Soon her little sister joined in the act, retrieving a jar of marbles to add a splash of color to her Bear Cave.  Next, out came their plastic bracelet-making beads and suddenly our bear abodes sparkled with peach-colored plastic butterflies and fuchsia stars.  My rough-hued vision of wilderness crafting faded before a burgeoning panoply of flowers and jewels spread in a pastel harmony of pinks and purples, salmon and sky-blue, like a princess rainbow across the walls of the Bear Caves.

I found all this very disconcerting.  Bear caves are supposed to be dens for fearsome, shaggy beasts of tooth and claw that lumber through forests primeval and ramble the rocky heights of untamed mountains.  There are no gems or jewels, hearts or butterflies on bear caves.  Only sticks and stones:  black, brown, and gray.  Some natural wood accents on the doors and windows is acceptable.  But definitely no lavender or fuchsia.

Our whole project was transmogrifying from a bear cave into Tinkerbell’s summer cottage.
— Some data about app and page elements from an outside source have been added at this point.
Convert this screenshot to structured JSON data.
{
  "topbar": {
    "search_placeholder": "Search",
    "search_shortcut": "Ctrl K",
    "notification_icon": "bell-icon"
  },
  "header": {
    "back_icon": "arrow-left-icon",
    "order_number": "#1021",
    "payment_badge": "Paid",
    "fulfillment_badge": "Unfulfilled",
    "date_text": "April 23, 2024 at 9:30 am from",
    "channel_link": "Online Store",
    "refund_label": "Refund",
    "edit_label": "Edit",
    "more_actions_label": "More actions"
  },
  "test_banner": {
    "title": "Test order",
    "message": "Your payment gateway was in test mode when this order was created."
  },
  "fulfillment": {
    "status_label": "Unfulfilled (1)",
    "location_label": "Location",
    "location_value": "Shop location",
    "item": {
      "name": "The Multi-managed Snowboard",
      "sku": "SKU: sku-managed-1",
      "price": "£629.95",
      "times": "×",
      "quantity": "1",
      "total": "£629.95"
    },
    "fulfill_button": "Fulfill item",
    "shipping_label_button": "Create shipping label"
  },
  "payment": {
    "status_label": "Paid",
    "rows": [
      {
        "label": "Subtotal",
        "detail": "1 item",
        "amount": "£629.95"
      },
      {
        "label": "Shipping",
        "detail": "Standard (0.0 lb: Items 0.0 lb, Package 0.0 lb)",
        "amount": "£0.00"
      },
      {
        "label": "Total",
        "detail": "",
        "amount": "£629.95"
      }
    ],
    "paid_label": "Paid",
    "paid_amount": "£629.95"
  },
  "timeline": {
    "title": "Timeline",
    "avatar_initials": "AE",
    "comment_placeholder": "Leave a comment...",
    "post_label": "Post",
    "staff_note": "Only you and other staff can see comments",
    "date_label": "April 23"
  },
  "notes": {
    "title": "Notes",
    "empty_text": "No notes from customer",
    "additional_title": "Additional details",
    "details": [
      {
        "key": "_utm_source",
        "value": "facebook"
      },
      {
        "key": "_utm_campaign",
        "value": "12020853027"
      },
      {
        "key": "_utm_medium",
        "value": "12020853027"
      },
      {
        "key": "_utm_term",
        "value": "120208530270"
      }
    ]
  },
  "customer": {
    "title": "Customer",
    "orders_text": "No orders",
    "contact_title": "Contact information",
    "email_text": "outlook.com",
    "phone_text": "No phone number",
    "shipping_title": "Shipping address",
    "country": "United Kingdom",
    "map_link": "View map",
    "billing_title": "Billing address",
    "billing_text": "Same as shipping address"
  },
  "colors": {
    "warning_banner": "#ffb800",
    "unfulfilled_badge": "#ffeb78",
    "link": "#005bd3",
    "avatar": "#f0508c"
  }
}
Times like these I struggle to stay my hand.  I have to check a tendency to want to force things to adhere to my own preconceived script.  In battling this desire to control and mold, to remake the world in my own image, craft time has become for me one of the many little homilies of the Domestic Church.  It’s been a lesson in what Scripture tells us:  “In his mind a man plans his course, but the Lord directs his steps.”  Prv 16, 9.
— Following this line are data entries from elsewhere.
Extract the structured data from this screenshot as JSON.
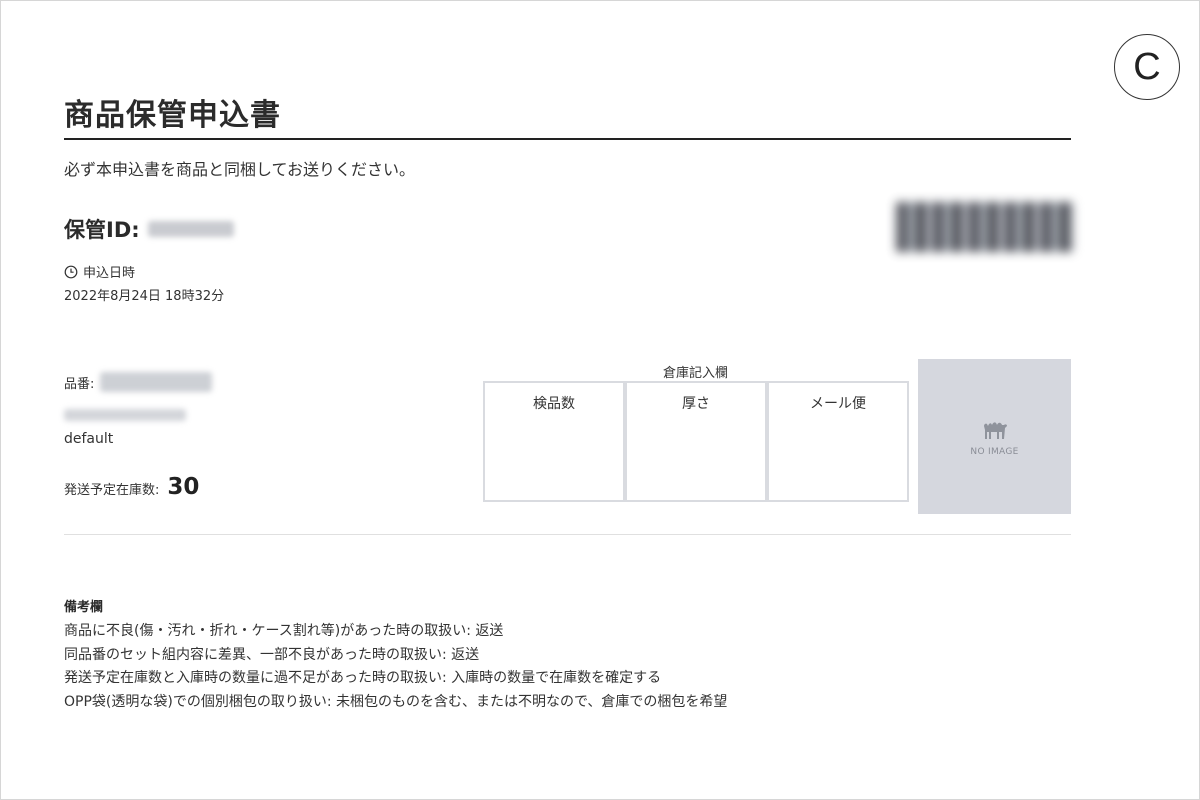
{
  "badge": {
    "letter": "C"
  },
  "form": {
    "title": "商品保管申込書",
    "notice": "必ず本申込書を商品と同梱してお送りください。",
    "storage_id_label": "保管ID:",
    "date_label": "申込日時",
    "date_value": "2022年8月24日 18時32分"
  },
  "item": {
    "number_label": "品番:",
    "variant": "default",
    "stock_label": "発送予定在庫数:",
    "stock_value": "30"
  },
  "warehouse": {
    "caption": "倉庫記入欄",
    "columns": [
      "検品数",
      "厚さ",
      "メール便"
    ]
  },
  "image": {
    "placeholder_text": "NO IMAGE",
    "background": "#d5d7de"
  },
  "remarks": {
    "title": "備考欄",
    "lines": [
      "商品に不良(傷・汚れ・折れ・ケース割れ等)があった時の取扱い: 返送",
      "同品番のセット組内容に差異、一部不良があった時の取扱い: 返送",
      "発送予定在庫数と入庫時の数量に過不足があった時の取扱い: 入庫時の数量で在庫数を確定する",
      "OPP袋(透明な袋)での個別梱包の取り扱い: 未梱包のものを含む、または不明なので、倉庫での梱包を希望"
    ]
  }
}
After all, the thing with crafting is the doing.  It’s the exercise of imagination and motor skills.  Learning to overcome obstacles and find a way to get things done.  Developing foresight, expanding the event horizon beyond the next five minutes and starting to realize that bigger things can be achieved with applied effort over a period of days, or even weeks.  And of course, crafts are about fun:  engaging the world of God’s creation, exploring, and getting your hands dirty.
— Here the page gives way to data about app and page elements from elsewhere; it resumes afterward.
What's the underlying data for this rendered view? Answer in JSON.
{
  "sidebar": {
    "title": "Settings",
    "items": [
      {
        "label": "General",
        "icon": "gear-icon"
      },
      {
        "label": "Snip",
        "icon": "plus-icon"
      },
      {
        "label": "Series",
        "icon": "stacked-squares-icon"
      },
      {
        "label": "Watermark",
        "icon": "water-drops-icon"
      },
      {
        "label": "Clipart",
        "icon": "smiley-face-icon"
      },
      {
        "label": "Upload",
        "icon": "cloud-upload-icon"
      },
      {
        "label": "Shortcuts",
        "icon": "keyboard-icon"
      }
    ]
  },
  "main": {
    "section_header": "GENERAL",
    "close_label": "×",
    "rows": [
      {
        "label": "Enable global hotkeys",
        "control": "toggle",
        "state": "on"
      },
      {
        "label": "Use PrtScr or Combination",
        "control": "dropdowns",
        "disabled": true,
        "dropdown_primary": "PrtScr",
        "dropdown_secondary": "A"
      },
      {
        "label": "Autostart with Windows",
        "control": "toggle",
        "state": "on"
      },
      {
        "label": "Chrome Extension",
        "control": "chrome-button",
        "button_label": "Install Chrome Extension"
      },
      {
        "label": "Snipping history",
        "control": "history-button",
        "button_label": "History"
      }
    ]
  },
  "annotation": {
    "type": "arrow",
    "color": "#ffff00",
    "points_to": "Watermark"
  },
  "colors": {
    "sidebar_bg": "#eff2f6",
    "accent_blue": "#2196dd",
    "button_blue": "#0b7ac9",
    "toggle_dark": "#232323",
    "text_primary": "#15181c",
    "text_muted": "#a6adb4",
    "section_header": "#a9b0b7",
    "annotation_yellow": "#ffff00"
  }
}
And those very skills:  creativity, finding a way to get things done, imagination and inspiration, getting your hands dirty, just doing, are the very elements of the unexpected that lead away from Daddy’s preconceived notions into uncharted waters.

As it is with crafts, so it is with life.  Things don’t always (or maybe I should say “often”) go as we expect.  Life is a journey into unexplored territory, and we’ve got to deal with the surprising twists and turns as they come, clean-up the inevitable spills along the way, and realize we’re not really in control.  The very things that make a life well-lived and worth living are themselves elements of the unexpected, leading us away from the courses we plot for ourselves and onto the grand pilgrimage into the unknown that God calls us to.  When we are willing to leave the confines of our own ways and step into that larger unknown, wonderful surprises await us, like when we set out seeking only stones and instead find beautiful jewels.


About Author

Jake Frost is the author of Catholic Dad, (Mostly) Funny Stories of Faith, Family and Fatherhood to Encourage and Inspire, a $0.99 e-book on Amazon. He is a lawyer in hiatus, having temporarily traded diapers for depositions and kitchens for court rooms to care for his pre-school aged children. He comes from a large family in a small town of the Midwest, and lives near the Mississippi River with his wife and kids.

  • noelfitz

    Thanks for a beautiful article.

    It reminds me of when our children were young. I was a keen gardener and one
    of my sons used to destroy the lawn, playing football. My wife said the
    lawn would recover and my son will remember the good days. She was right.

    A group of neighboring children used to play football in the street outside my garden
    and damaged flowers and broke the fascia on the house. I asked them why
    they did not play outside their own houses, and was told their mothers wouldn’t
    allow it. My wife advised me to close the drapes and ignore them. Being a good husband I did this. Now one of those youngsters is a leading
    economist writing complicated articles in the national press.

    The mess of youngsters will not last, but good memories will.